Your objective: Hunt through the entries for the word "card" and copy each line in which it appears.

(Element data from apps and pages)
....
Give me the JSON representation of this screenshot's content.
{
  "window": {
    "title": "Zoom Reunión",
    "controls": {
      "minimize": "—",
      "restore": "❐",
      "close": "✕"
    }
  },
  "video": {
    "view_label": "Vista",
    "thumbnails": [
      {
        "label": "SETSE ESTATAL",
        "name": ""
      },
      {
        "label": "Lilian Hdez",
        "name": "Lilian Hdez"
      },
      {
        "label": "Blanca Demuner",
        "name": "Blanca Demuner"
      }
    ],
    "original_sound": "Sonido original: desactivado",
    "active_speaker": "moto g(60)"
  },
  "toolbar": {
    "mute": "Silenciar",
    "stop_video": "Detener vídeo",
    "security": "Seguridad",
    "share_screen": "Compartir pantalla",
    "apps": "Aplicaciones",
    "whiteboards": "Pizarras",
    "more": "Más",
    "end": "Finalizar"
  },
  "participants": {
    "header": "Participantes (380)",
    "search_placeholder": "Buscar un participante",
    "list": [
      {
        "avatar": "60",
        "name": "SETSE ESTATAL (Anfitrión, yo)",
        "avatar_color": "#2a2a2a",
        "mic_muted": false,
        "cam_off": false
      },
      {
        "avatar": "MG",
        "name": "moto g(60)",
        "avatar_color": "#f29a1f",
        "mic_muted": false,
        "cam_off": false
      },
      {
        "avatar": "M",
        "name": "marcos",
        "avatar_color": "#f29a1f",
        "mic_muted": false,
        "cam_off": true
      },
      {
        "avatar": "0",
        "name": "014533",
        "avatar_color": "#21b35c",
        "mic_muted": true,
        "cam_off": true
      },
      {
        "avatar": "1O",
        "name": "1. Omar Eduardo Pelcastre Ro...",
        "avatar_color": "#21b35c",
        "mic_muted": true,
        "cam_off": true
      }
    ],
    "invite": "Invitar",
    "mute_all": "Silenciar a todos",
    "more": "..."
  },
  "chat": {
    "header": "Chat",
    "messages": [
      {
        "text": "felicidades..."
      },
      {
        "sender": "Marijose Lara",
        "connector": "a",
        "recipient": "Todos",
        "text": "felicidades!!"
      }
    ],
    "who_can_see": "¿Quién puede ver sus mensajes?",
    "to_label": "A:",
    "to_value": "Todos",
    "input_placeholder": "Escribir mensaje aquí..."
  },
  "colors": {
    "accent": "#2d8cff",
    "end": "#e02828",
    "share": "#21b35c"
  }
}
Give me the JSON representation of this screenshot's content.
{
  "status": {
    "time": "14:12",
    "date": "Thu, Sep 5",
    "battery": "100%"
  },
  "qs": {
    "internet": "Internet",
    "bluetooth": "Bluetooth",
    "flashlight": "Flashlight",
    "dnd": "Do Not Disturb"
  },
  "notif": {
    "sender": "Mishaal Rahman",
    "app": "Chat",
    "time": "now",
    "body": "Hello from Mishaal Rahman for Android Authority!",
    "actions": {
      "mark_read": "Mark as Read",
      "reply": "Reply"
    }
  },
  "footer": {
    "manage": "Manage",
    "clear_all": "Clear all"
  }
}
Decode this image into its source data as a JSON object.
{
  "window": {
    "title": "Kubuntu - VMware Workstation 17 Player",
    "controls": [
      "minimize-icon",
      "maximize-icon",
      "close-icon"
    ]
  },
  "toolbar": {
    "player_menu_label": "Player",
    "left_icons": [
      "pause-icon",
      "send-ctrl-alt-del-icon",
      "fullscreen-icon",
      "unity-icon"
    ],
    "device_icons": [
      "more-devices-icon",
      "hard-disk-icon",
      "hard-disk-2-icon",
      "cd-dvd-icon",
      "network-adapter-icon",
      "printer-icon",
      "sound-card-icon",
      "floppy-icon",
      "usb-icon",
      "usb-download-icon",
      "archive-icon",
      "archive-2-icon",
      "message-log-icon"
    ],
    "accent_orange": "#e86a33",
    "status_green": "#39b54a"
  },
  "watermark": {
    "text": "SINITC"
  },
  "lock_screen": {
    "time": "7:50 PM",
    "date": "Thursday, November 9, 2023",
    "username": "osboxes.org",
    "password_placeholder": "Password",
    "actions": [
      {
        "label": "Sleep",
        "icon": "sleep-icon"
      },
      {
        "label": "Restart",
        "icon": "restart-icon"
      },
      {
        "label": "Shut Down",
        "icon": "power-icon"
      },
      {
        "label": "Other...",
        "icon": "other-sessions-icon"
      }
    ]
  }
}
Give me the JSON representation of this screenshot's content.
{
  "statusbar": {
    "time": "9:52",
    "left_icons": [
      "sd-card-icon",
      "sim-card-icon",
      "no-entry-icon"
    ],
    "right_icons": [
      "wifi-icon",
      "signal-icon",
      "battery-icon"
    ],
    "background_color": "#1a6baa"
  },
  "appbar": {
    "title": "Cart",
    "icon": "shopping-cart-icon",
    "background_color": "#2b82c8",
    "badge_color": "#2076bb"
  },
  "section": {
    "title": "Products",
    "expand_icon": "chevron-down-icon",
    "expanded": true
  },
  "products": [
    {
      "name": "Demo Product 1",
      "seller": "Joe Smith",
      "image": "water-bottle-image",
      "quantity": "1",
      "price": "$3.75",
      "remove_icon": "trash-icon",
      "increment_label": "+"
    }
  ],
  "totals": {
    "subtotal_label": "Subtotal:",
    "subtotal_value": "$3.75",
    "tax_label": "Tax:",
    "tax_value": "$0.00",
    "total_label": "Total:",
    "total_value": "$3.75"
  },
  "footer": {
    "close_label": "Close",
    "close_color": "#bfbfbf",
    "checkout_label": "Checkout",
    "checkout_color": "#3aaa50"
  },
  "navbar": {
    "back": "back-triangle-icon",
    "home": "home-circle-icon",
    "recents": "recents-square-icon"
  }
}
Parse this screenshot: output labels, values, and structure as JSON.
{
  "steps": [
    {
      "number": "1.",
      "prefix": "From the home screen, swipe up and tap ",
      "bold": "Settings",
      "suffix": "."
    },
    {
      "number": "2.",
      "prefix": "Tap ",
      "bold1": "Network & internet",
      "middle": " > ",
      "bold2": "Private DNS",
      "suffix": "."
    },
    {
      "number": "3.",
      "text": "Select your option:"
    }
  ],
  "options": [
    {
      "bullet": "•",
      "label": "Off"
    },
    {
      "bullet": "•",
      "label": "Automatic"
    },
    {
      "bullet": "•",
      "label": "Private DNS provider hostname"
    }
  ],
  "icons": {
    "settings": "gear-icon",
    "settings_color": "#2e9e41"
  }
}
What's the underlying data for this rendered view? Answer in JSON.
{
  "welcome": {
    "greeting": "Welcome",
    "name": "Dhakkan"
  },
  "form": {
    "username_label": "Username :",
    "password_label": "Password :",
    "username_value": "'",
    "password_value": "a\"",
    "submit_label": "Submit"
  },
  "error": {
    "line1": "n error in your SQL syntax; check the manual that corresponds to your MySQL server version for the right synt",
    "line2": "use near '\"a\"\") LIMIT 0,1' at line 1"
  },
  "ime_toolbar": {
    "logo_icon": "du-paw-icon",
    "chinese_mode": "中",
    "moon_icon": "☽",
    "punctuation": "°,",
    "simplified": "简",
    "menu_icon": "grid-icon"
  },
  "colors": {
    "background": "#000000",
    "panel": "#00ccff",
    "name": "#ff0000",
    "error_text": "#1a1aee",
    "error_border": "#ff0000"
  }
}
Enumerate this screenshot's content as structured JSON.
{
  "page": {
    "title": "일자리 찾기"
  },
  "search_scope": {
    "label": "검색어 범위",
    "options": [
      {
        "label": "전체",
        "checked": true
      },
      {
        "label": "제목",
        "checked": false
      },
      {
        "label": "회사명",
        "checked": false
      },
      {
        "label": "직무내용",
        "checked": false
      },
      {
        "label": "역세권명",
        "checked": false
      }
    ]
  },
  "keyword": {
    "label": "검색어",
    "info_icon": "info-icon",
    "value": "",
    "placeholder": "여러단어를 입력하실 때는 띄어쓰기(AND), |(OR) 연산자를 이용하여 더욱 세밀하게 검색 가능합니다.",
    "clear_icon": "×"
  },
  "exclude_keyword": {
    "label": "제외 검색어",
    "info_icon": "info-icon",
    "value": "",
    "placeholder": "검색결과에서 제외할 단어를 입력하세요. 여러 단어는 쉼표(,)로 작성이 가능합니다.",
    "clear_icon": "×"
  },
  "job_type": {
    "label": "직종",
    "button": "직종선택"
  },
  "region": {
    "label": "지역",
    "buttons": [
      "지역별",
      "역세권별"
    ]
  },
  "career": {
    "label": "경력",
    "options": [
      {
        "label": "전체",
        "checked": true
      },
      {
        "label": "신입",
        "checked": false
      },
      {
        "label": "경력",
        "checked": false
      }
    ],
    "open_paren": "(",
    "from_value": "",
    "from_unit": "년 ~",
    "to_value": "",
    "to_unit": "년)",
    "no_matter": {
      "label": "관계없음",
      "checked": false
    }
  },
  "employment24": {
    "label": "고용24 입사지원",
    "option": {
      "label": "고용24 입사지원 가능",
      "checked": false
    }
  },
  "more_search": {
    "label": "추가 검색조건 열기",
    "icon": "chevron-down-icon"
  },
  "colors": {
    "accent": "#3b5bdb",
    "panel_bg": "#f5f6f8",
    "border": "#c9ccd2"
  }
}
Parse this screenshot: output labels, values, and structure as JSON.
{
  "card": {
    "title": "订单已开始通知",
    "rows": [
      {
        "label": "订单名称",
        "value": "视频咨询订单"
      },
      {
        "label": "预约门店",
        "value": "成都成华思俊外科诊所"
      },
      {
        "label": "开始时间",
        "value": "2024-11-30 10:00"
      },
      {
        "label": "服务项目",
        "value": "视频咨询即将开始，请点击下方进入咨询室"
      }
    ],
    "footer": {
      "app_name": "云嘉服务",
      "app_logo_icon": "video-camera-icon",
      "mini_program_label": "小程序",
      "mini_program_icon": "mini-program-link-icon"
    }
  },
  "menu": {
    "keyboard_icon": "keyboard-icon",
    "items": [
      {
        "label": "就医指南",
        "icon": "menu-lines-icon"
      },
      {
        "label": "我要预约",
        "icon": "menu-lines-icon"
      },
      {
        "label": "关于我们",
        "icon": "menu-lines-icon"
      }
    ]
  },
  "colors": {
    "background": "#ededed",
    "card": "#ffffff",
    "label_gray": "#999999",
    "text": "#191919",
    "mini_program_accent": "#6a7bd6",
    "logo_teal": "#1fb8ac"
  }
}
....
Response to the task:
      "sound-card-icon",
      "sd-card-icon",
      "sim-card-icon",
  "card": {
    "card": "#ffffff",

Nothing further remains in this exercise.